The nation's first college music department was established at Oberlin College in 1865; the Cincinnati Conservatory of Music was established in 1867, the Baldwin-Wallace College Conservatory in 1899, and the Cleveland Institute of Music in 1920. The Baldwin-Wallace Bach Festival, begun in 1932, is the oldest collegiate Bach festival in the country. Bach's four major choral works are performed at the festival in four-year cycles (one per year). Baldwin-Wallace is also home to the Riemenschneider Bach Institute.

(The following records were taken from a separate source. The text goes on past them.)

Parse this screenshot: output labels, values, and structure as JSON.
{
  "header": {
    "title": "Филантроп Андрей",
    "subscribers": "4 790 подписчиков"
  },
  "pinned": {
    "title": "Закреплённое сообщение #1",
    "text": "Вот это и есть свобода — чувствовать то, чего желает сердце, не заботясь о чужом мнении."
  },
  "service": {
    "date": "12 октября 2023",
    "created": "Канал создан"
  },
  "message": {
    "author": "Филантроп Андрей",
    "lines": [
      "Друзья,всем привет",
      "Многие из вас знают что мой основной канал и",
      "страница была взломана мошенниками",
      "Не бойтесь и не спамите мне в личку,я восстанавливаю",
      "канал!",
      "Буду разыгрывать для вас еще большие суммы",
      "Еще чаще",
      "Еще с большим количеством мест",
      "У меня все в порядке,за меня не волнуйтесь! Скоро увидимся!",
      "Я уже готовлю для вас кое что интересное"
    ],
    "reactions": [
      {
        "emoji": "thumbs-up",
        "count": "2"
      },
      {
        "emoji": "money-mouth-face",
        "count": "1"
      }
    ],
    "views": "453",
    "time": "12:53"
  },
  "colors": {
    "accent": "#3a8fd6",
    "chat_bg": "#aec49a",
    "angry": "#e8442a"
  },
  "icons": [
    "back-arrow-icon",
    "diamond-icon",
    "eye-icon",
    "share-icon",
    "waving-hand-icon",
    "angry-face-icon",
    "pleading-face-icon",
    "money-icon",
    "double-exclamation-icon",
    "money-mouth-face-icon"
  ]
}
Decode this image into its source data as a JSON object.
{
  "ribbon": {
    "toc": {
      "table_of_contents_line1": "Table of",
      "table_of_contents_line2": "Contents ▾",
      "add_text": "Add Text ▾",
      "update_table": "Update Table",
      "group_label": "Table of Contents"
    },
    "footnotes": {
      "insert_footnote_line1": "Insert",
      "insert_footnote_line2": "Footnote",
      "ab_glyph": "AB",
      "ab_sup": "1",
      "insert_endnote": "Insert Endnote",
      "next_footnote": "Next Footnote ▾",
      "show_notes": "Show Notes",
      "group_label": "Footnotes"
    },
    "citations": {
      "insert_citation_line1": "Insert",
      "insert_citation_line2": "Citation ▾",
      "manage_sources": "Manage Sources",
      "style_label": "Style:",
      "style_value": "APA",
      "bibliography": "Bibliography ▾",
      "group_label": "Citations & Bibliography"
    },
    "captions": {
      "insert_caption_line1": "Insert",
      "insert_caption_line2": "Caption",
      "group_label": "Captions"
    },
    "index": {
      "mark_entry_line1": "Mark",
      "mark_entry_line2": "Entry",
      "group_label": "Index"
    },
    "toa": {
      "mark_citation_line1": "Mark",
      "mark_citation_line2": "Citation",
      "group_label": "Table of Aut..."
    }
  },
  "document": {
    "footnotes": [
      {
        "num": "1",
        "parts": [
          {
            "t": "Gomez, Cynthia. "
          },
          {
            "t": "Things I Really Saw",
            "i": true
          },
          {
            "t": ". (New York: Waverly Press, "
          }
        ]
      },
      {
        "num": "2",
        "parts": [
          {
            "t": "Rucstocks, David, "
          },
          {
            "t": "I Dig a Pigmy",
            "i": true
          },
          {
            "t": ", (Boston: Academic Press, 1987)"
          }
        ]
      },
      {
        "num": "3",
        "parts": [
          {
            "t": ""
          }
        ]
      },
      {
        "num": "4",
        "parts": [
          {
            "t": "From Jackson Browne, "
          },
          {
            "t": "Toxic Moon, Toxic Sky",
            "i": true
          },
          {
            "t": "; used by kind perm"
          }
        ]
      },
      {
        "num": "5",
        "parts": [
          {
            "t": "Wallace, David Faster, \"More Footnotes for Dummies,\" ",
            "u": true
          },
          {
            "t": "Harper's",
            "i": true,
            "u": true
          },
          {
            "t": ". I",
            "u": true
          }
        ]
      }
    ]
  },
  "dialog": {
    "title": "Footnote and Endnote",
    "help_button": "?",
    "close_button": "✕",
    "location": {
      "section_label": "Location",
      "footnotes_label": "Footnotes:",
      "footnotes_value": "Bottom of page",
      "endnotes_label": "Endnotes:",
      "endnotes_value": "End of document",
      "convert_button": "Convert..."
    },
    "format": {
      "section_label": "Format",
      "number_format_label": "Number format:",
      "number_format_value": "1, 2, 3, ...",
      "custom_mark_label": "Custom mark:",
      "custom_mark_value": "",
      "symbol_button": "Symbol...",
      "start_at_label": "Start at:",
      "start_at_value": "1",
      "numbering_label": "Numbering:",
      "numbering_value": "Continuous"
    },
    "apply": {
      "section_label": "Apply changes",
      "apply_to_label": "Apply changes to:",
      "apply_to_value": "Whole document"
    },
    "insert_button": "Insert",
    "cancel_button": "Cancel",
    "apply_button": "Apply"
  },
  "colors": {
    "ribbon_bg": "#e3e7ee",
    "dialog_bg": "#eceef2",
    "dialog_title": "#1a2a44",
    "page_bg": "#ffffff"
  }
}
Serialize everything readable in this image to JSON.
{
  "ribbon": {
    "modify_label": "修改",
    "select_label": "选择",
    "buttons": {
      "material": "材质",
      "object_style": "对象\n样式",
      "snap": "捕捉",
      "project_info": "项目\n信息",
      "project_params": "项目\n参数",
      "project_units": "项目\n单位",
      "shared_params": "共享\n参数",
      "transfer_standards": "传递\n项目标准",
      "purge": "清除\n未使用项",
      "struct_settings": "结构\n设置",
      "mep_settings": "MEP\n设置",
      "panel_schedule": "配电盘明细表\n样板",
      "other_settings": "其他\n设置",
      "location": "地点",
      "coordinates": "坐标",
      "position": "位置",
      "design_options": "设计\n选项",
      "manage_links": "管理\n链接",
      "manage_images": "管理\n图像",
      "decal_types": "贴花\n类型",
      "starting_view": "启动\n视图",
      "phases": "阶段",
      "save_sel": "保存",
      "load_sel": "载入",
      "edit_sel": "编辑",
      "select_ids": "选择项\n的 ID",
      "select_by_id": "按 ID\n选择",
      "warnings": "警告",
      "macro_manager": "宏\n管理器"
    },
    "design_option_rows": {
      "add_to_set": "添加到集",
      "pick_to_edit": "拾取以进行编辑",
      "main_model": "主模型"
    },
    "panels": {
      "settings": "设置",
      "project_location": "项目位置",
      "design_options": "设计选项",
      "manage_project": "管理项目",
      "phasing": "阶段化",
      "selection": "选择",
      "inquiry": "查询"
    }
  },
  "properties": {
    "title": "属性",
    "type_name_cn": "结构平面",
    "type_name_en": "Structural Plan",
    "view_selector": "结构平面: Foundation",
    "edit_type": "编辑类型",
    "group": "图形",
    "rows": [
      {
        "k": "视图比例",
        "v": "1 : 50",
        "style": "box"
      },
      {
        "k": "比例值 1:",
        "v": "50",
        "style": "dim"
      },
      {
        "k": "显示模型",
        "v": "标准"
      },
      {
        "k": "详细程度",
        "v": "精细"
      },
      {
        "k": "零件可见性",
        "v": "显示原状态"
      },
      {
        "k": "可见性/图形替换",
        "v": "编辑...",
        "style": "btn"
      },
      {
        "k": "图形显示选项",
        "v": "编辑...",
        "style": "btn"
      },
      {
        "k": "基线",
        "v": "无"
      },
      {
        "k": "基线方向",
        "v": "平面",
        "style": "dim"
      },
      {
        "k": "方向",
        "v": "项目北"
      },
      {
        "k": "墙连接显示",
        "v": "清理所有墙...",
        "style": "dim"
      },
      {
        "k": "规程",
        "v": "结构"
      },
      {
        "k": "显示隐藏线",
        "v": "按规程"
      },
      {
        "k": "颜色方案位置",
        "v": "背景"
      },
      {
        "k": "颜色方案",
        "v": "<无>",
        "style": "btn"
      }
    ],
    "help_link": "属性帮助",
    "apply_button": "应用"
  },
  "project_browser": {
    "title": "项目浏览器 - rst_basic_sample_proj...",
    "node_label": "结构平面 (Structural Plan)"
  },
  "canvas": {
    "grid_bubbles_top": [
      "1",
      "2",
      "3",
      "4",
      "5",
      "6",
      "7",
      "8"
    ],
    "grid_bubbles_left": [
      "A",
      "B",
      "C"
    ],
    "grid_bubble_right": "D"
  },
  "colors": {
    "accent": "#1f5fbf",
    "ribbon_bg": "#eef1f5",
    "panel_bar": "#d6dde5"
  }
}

The Cleveland International Piano Competition, held biennially at the Cleveland Institute of Music since 1975, has become one of the foremost events of its type, drawing contestants from 19 countries throughout the world in 2003.

In 2003, the Ohio Arts Council and other Ohio arts organizations received grants totaling $1,617,800 from the National Endowment for the Arts. State and private sources contributed funds to arts programming as well. The Ohio Humanities Council presents a number of historical and literary programs, including Booked for the Day: Literary Retreats for Working Professionals. In 2000, the National Endowment for the Humanities contributed $2,821,510 to 50 state programs. The state has over 2,000 arts associations and about 100 local arts groups.